**Required action**. Look below for lines that hold the string "icon" and copy each one.

★ ★ ★

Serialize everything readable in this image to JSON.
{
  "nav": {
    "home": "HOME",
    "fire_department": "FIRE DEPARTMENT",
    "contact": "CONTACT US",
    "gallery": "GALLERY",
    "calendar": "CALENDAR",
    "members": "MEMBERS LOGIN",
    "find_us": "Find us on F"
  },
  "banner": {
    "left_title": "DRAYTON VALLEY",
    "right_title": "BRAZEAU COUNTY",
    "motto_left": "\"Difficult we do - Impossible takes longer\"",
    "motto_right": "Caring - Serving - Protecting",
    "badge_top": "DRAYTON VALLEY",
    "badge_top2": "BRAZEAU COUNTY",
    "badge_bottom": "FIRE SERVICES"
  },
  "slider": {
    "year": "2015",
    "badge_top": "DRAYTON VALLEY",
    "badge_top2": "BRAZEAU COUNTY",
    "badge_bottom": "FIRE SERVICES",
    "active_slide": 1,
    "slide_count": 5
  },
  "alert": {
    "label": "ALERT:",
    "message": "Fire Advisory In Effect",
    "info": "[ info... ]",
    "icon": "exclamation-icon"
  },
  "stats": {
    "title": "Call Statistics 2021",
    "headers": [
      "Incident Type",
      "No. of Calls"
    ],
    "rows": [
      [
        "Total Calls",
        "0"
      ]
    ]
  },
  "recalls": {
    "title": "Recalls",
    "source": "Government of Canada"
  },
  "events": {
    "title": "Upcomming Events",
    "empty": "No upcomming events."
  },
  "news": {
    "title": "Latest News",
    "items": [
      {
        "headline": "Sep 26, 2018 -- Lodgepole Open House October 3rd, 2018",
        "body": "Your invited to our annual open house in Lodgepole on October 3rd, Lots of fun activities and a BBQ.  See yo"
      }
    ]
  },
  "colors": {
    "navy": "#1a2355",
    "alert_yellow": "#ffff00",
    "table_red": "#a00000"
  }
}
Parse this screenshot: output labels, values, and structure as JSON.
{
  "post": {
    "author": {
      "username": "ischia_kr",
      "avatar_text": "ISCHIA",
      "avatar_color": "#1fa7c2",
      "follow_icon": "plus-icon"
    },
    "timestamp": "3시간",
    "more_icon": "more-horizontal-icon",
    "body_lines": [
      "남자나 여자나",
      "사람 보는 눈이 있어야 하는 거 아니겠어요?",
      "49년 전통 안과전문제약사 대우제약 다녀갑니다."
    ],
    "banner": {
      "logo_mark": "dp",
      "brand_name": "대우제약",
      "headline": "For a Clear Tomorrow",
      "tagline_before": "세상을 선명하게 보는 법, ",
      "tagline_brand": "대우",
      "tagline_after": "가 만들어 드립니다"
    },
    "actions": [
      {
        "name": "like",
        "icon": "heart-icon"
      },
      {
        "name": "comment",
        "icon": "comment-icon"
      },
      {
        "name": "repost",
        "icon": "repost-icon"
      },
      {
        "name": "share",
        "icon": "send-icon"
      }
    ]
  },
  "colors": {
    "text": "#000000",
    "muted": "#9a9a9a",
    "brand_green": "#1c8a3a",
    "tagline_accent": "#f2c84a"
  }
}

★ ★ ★

**Task response**.
    "icon": "exclamation-icon"
      "follow_icon": "plus-icon"
    "more_icon": "more-horizontal-icon",
        "icon": "heart-icon"
        "icon": "comment-icon"
        "icon": "repost-icon"
        "icon": "send-icon"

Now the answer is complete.